*What is required*
Pull every line containing the word "heading" out of the material below.

*Data for the task*
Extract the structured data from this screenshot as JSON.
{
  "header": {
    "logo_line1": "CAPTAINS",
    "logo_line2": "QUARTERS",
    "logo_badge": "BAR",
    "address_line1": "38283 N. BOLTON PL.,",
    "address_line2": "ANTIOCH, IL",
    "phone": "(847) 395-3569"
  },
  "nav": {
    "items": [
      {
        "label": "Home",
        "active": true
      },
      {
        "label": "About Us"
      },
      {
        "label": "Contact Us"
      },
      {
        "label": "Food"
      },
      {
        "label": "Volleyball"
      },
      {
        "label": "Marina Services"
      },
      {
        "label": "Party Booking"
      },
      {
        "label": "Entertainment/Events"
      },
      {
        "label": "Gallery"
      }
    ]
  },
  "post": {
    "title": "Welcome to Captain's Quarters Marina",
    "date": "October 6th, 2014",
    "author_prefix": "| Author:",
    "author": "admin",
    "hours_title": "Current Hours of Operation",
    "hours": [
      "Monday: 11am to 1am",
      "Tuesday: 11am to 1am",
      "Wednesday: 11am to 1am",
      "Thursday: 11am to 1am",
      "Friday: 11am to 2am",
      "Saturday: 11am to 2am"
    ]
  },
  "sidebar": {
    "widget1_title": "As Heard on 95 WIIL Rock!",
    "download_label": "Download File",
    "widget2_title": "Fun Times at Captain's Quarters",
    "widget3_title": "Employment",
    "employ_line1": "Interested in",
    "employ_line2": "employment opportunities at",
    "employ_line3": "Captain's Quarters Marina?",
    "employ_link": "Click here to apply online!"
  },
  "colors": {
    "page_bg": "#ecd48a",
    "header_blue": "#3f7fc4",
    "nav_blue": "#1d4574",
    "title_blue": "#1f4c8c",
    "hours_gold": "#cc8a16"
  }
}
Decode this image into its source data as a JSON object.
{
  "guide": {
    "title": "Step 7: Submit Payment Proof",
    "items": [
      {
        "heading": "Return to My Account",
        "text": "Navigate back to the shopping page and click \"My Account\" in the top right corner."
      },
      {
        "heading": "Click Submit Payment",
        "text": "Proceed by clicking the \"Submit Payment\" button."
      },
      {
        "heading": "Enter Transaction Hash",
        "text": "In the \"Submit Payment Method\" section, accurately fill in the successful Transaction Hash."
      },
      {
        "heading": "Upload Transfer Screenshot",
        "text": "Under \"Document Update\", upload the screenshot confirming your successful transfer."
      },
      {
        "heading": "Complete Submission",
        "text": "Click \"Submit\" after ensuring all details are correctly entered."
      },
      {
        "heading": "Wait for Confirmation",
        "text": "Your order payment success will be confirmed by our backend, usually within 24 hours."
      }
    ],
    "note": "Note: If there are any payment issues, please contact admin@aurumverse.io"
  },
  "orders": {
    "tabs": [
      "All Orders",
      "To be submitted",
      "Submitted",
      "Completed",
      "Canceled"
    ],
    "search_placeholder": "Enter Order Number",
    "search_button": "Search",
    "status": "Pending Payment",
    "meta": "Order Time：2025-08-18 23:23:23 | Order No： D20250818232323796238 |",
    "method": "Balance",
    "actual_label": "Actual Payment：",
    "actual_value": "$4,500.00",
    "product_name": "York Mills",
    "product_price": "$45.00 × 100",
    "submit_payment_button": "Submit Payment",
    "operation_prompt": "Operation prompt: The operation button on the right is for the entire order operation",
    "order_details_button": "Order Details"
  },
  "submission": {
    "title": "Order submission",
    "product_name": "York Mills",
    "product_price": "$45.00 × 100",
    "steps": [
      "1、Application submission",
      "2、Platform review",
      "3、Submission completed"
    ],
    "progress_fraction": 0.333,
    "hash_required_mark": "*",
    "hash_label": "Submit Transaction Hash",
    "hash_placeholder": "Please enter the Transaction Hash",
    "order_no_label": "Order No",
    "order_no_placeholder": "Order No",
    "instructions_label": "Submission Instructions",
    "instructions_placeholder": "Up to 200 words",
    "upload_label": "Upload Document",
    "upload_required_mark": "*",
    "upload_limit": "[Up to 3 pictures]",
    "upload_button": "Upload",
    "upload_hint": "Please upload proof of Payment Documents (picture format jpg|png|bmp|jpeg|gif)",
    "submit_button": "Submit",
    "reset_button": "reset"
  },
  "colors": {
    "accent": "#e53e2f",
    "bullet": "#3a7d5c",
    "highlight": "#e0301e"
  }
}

*Exercise solution*
        "heading": "Return to My Account",
        "heading": "Click Submit Payment",
        "heading": "Enter Transaction Hash",
        "heading": "Upload Transfer Screenshot",
        "heading": "Complete Submission",
        "heading": "Wait for Confirmation",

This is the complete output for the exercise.